Research Technical Report
A PDF version of this report is available here:
mbnms_2011_container.pdf (595 kb)
M/V Med Taipei Settlement Outcome: Lost Shipping Container Research
MBNMS (December 2011)
MBNMS Technical Report, 4pp.
M/V Med Taipei Accident
During a transit from San Francisco Bay to the Port of Los Angeles on February 26, 2004, the M/V Med Taipei encountered a storm and lost 15 forty feet shipping containers in MBNMS, and another nine south of the Sanctuary. One of these containers was discovered by the Monterey Bay Aquarium Research Institute (MBARI) on June 9, 2004 on Smooth Ridge at a depth of 1,281 meters, 17.5 nm NW of Point Pinos.
Phenomenon of Container Loss
This was not an isolated incident. Containerized maritime trade grew eight-fold from 1985 to 2007, and worldwide there are now approximately 5 to 6 million containers in transit at any given moment. An estimated 10,000 shipping containers are lost at sea every year, often due to the nexus of rough seas and inadequate or faulty securing mechanisms (e.g., Fig. 1). Many containers are not weighed prior to loading, resulting in extreme forces being placed on container stacks when bad weather strikes. Depending on the cargo, containers may float at the surface for several days or weeks prior to sinking. Unfortunately, it is not mandatory to report container losses to all relevant management agencies.
2011 Research Cruise
One of the diverse mitigation projects identified during the settlement negotiation process with the shipping companies called for monitoring of the impacts, natural habitat recovery rate, and decomposition rate/characteristics of container TGHU7712262. On March 8-10, 2011, a science team led by Andrew DeVogelaere (MBNMS) and James Barry (MBARI) conducted a research expedition aboard MBARI's R/V Western Flyer. The ROV Doc Ricketts was deployed to address the following goals:
- Assess the container's current condition by gathering high-resolution imagery.
- Describe sea life on the container and at different distances from it.
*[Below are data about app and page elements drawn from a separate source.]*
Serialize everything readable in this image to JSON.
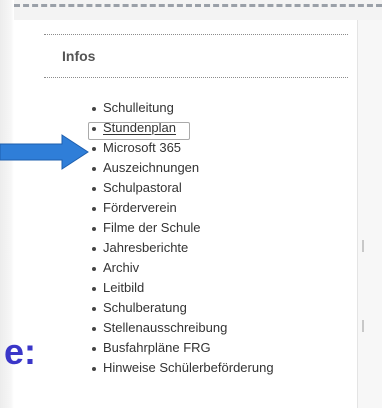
{
  "widget": {
    "title": "Infos",
    "items": [
      {
        "label": "Schulleitung",
        "active": false
      },
      {
        "label": "Stundenplan",
        "active": true
      },
      {
        "label": "Microsoft 365",
        "active": false
      },
      {
        "label": "Auszeichnungen",
        "active": false
      },
      {
        "label": "Schulpastoral",
        "active": false
      },
      {
        "label": "Förderverein",
        "active": false
      },
      {
        "label": "Filme der Schule",
        "active": false
      },
      {
        "label": "Jahresberichte",
        "active": false
      },
      {
        "label": "Archiv",
        "active": false
      },
      {
        "label": "Leitbild",
        "active": false
      },
      {
        "label": "Schulberatung",
        "active": false
      },
      {
        "label": "Stellenausschreibung",
        "active": false
      },
      {
        "label": "Busfahrpläne FRG",
        "active": false
      },
      {
        "label": "Hinweise Schülerbeförderung",
        "active": false
      }
    ]
  },
  "annotation": {
    "partial_text": "e:",
    "text_color": "#3a36c8",
    "arrow_color": "#2f7ed8"
  },
  "colors": {
    "title": "#555555",
    "link_text": "#333333",
    "divider": "#8c8c8c"
  }
}
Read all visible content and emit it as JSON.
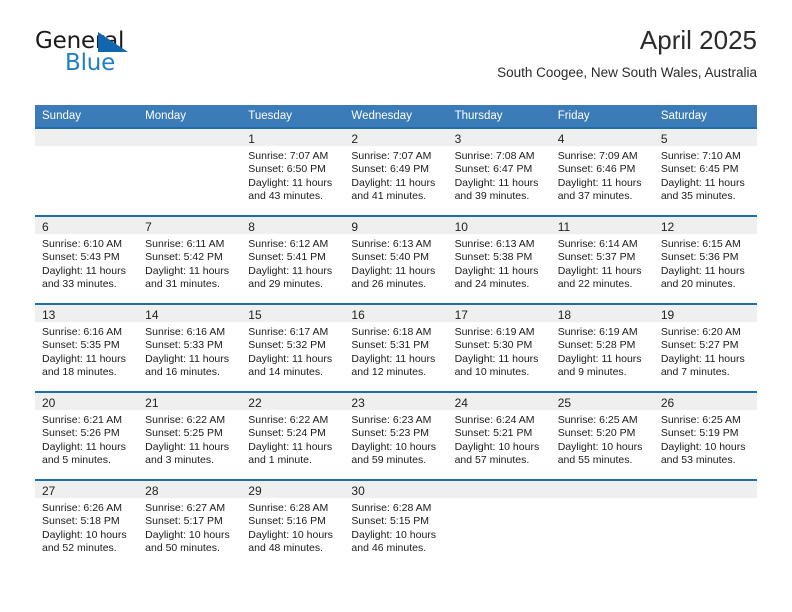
{
  "brand": {
    "name_top": "General",
    "name_bottom": "Blue",
    "triangle_color": "#1266ae",
    "blue_color": "#1f7fc4"
  },
  "header": {
    "title": "April 2025",
    "subtitle": "South Coogee, New South Wales, Australia"
  },
  "theme": {
    "header_row_bg": "#3b7cb8",
    "row_divider": "#1f6cb0",
    "daynum_band_bg": "#efefef"
  },
  "calendar": {
    "weekdays": [
      "Sunday",
      "Monday",
      "Tuesday",
      "Wednesday",
      "Thursday",
      "Friday",
      "Saturday"
    ],
    "weeks": [
      [
        {
          "day": "",
          "sunrise": "",
          "sunset": "",
          "daylight1": "",
          "daylight2": ""
        },
        {
          "day": "",
          "sunrise": "",
          "sunset": "",
          "daylight1": "",
          "daylight2": ""
        },
        {
          "day": "1",
          "sunrise": "Sunrise: 7:07 AM",
          "sunset": "Sunset: 6:50 PM",
          "daylight1": "Daylight: 11 hours",
          "daylight2": "and 43 minutes."
        },
        {
          "day": "2",
          "sunrise": "Sunrise: 7:07 AM",
          "sunset": "Sunset: 6:49 PM",
          "daylight1": "Daylight: 11 hours",
          "daylight2": "and 41 minutes."
        },
        {
          "day": "3",
          "sunrise": "Sunrise: 7:08 AM",
          "sunset": "Sunset: 6:47 PM",
          "daylight1": "Daylight: 11 hours",
          "daylight2": "and 39 minutes."
        },
        {
          "day": "4",
          "sunrise": "Sunrise: 7:09 AM",
          "sunset": "Sunset: 6:46 PM",
          "daylight1": "Daylight: 11 hours",
          "daylight2": "and 37 minutes."
        },
        {
          "day": "5",
          "sunrise": "Sunrise: 7:10 AM",
          "sunset": "Sunset: 6:45 PM",
          "daylight1": "Daylight: 11 hours",
          "daylight2": "and 35 minutes."
        }
      ],
      [
        {
          "day": "6",
          "sunrise": "Sunrise: 6:10 AM",
          "sunset": "Sunset: 5:43 PM",
          "daylight1": "Daylight: 11 hours",
          "daylight2": "and 33 minutes."
        },
        {
          "day": "7",
          "sunrise": "Sunrise: 6:11 AM",
          "sunset": "Sunset: 5:42 PM",
          "daylight1": "Daylight: 11 hours",
          "daylight2": "and 31 minutes."
        },
        {
          "day": "8",
          "sunrise": "Sunrise: 6:12 AM",
          "sunset": "Sunset: 5:41 PM",
          "daylight1": "Daylight: 11 hours",
          "daylight2": "and 29 minutes."
        },
        {
          "day": "9",
          "sunrise": "Sunrise: 6:13 AM",
          "sunset": "Sunset: 5:40 PM",
          "daylight1": "Daylight: 11 hours",
          "daylight2": "and 26 minutes."
        },
        {
          "day": "10",
          "sunrise": "Sunrise: 6:13 AM",
          "sunset": "Sunset: 5:38 PM",
          "daylight1": "Daylight: 11 hours",
          "daylight2": "and 24 minutes."
        },
        {
          "day": "11",
          "sunrise": "Sunrise: 6:14 AM",
          "sunset": "Sunset: 5:37 PM",
          "daylight1": "Daylight: 11 hours",
          "daylight2": "and 22 minutes."
        },
        {
          "day": "12",
          "sunrise": "Sunrise: 6:15 AM",
          "sunset": "Sunset: 5:36 PM",
          "daylight1": "Daylight: 11 hours",
          "daylight2": "and 20 minutes."
        }
      ],
      [
        {
          "day": "13",
          "sunrise": "Sunrise: 6:16 AM",
          "sunset": "Sunset: 5:35 PM",
          "daylight1": "Daylight: 11 hours",
          "daylight2": "and 18 minutes."
        },
        {
          "day": "14",
          "sunrise": "Sunrise: 6:16 AM",
          "sunset": "Sunset: 5:33 PM",
          "daylight1": "Daylight: 11 hours",
          "daylight2": "and 16 minutes."
        },
        {
          "day": "15",
          "sunrise": "Sunrise: 6:17 AM",
          "sunset": "Sunset: 5:32 PM",
          "daylight1": "Daylight: 11 hours",
          "daylight2": "and 14 minutes."
        },
        {
          "day": "16",
          "sunrise": "Sunrise: 6:18 AM",
          "sunset": "Sunset: 5:31 PM",
          "daylight1": "Daylight: 11 hours",
          "daylight2": "and 12 minutes."
        },
        {
          "day": "17",
          "sunrise": "Sunrise: 6:19 AM",
          "sunset": "Sunset: 5:30 PM",
          "daylight1": "Daylight: 11 hours",
          "daylight2": "and 10 minutes."
        },
        {
          "day": "18",
          "sunrise": "Sunrise: 6:19 AM",
          "sunset": "Sunset: 5:28 PM",
          "daylight1": "Daylight: 11 hours",
          "daylight2": "and 9 minutes."
        },
        {
          "day": "19",
          "sunrise": "Sunrise: 6:20 AM",
          "sunset": "Sunset: 5:27 PM",
          "daylight1": "Daylight: 11 hours",
          "daylight2": "and 7 minutes."
        }
      ],
      [
        {
          "day": "20",
          "sunrise": "Sunrise: 6:21 AM",
          "sunset": "Sunset: 5:26 PM",
          "daylight1": "Daylight: 11 hours",
          "daylight2": "and 5 minutes."
        },
        {
          "day": "21",
          "sunrise": "Sunrise: 6:22 AM",
          "sunset": "Sunset: 5:25 PM",
          "daylight1": "Daylight: 11 hours",
          "daylight2": "and 3 minutes."
        },
        {
          "day": "22",
          "sunrise": "Sunrise: 6:22 AM",
          "sunset": "Sunset: 5:24 PM",
          "daylight1": "Daylight: 11 hours",
          "daylight2": "and 1 minute."
        },
        {
          "day": "23",
          "sunrise": "Sunrise: 6:23 AM",
          "sunset": "Sunset: 5:23 PM",
          "daylight1": "Daylight: 10 hours",
          "daylight2": "and 59 minutes."
        },
        {
          "day": "24",
          "sunrise": "Sunrise: 6:24 AM",
          "sunset": "Sunset: 5:21 PM",
          "daylight1": "Daylight: 10 hours",
          "daylight2": "and 57 minutes."
        },
        {
          "day": "25",
          "sunrise": "Sunrise: 6:25 AM",
          "sunset": "Sunset: 5:20 PM",
          "daylight1": "Daylight: 10 hours",
          "daylight2": "and 55 minutes."
        },
        {
          "day": "26",
          "sunrise": "Sunrise: 6:25 AM",
          "sunset": "Sunset: 5:19 PM",
          "daylight1": "Daylight: 10 hours",
          "daylight2": "and 53 minutes."
        }
      ],
      [
        {
          "day": "27",
          "sunrise": "Sunrise: 6:26 AM",
          "sunset": "Sunset: 5:18 PM",
          "daylight1": "Daylight: 10 hours",
          "daylight2": "and 52 minutes."
        },
        {
          "day": "28",
          "sunrise": "Sunrise: 6:27 AM",
          "sunset": "Sunset: 5:17 PM",
          "daylight1": "Daylight: 10 hours",
          "daylight2": "and 50 minutes."
        },
        {
          "day": "29",
          "sunrise": "Sunrise: 6:28 AM",
          "sunset": "Sunset: 5:16 PM",
          "daylight1": "Daylight: 10 hours",
          "daylight2": "and 48 minutes."
        },
        {
          "day": "30",
          "sunrise": "Sunrise: 6:28 AM",
          "sunset": "Sunset: 5:15 PM",
          "daylight1": "Daylight: 10 hours",
          "daylight2": "and 46 minutes."
        },
        {
          "day": "",
          "sunrise": "",
          "sunset": "",
          "daylight1": "",
          "daylight2": ""
        },
        {
          "day": "",
          "sunrise": "",
          "sunset": "",
          "daylight1": "",
          "daylight2": ""
        },
        {
          "day": "",
          "sunrise": "",
          "sunset": "",
          "daylight1": "",
          "daylight2": ""
        }
      ]
    ]
  }
}
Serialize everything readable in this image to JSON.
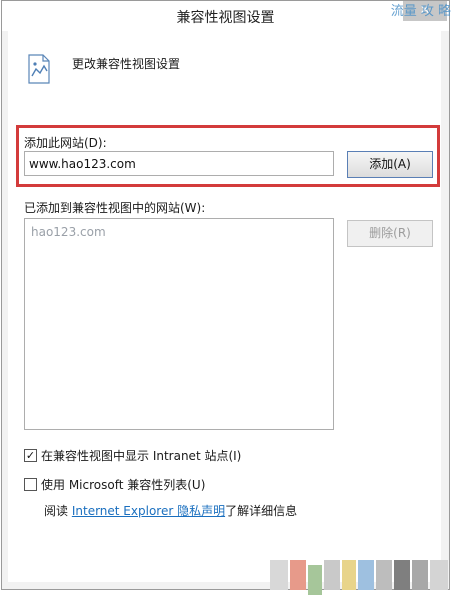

- Bring public attention to this deep-sea phenomenon that has been increasing with economic globalization.
For more information, see PDF.